**WHAT IS BEING ASKED**
List each line of the data that holds the string "description", please.
[INPUT DATA]
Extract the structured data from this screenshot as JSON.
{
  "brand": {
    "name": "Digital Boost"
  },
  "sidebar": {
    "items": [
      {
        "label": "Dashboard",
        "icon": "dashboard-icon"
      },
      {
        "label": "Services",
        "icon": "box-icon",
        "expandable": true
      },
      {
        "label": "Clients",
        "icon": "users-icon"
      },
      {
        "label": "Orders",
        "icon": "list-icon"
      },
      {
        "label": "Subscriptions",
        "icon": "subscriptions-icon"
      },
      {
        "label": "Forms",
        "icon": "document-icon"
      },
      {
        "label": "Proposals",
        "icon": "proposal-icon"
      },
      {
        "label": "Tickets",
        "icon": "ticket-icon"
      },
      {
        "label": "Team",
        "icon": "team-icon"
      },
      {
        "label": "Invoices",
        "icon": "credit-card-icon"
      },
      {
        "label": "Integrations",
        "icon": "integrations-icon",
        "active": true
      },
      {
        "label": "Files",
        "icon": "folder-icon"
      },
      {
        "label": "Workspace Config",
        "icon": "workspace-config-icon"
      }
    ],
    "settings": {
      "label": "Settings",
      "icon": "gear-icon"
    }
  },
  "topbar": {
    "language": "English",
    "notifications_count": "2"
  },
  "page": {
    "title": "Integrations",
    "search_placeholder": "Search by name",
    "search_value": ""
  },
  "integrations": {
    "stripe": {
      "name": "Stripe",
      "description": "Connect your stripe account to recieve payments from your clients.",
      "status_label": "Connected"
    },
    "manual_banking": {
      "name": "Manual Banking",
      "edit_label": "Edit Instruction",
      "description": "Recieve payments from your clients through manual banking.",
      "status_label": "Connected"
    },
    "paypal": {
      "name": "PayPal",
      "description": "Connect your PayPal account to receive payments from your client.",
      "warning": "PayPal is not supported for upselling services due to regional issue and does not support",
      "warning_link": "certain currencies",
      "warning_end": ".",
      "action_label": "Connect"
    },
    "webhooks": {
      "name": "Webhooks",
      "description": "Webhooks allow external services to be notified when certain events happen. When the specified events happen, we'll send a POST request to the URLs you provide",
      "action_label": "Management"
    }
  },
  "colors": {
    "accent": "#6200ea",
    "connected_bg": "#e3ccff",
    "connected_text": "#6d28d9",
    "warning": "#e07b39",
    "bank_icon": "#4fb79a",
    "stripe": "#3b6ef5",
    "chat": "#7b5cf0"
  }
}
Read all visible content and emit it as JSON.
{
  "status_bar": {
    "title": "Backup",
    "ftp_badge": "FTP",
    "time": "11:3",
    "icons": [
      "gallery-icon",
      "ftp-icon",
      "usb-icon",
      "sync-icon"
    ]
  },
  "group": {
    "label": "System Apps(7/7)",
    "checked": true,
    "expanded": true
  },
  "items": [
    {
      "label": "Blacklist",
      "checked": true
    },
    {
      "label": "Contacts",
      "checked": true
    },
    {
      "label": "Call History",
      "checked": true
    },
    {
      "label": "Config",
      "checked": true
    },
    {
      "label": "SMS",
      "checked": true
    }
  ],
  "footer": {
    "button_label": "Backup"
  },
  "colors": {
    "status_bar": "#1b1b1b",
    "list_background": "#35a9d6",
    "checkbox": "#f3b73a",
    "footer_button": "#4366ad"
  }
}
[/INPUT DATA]
**YOUR RESPONSE**
      "description": "Connect your stripe account to recieve payments from your clients.",
      "description": "Recieve payments from your clients through manual banking.",
      "description": "Connect your PayPal account to receive payments from your client.",
      "description": "Webhooks allow external services to be notified when certain events happen. When the specified events happen, we'll send a POST request to the URLs you provide",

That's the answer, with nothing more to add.